TASK INSTRUCTIONS — Answer with a single number: the count of lines below that hold "category".

Excerpts from a dataset
────────────────────
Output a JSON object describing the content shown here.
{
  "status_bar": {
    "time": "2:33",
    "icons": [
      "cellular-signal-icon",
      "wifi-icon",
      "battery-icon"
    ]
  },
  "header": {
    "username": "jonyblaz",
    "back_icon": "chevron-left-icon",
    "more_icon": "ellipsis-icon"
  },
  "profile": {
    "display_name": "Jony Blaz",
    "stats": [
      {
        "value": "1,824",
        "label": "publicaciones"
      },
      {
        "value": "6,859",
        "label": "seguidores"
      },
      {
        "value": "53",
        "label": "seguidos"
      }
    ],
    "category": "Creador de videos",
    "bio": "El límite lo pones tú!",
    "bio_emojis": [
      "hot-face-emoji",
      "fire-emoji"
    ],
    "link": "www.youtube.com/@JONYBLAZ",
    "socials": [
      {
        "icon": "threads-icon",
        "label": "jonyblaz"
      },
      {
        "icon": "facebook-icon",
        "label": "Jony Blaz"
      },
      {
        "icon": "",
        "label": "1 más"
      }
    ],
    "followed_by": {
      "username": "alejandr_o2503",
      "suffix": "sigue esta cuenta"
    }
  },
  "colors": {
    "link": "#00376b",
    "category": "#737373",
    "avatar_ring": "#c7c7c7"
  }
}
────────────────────
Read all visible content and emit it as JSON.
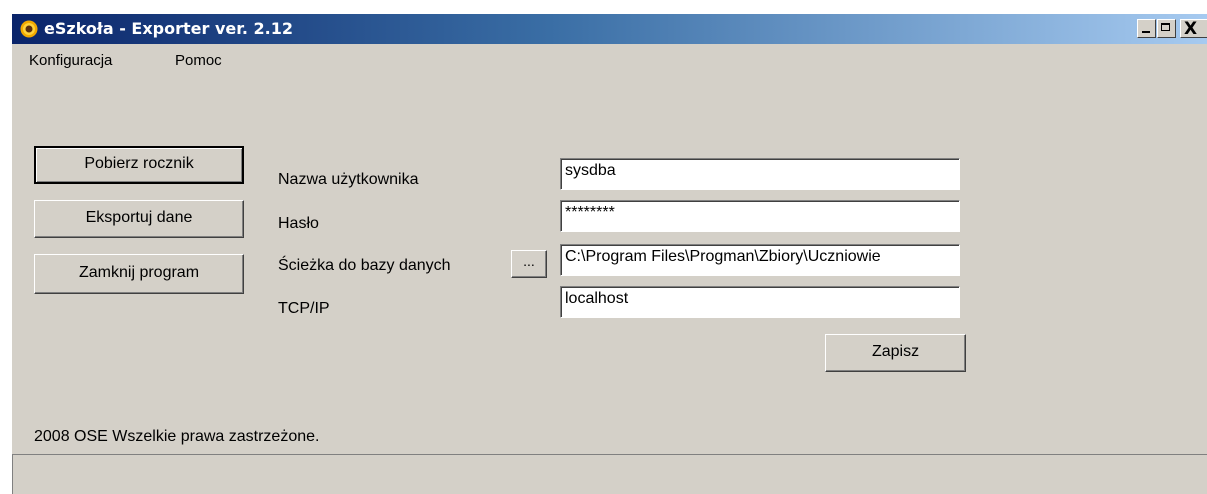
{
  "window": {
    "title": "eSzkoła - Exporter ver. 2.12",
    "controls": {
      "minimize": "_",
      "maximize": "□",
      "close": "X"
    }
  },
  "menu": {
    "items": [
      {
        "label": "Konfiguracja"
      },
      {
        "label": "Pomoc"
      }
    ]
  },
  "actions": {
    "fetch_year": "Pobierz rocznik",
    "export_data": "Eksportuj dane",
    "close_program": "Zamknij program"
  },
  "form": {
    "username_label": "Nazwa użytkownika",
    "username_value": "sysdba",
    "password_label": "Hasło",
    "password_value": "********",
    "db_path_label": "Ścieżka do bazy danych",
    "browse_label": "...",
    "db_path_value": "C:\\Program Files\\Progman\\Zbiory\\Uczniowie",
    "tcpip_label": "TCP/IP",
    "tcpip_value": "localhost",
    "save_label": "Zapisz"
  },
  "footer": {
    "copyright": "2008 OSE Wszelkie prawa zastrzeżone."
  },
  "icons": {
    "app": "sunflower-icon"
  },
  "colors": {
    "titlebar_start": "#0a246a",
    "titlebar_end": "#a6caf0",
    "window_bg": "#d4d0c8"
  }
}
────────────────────
WRITTEN REPLY — 2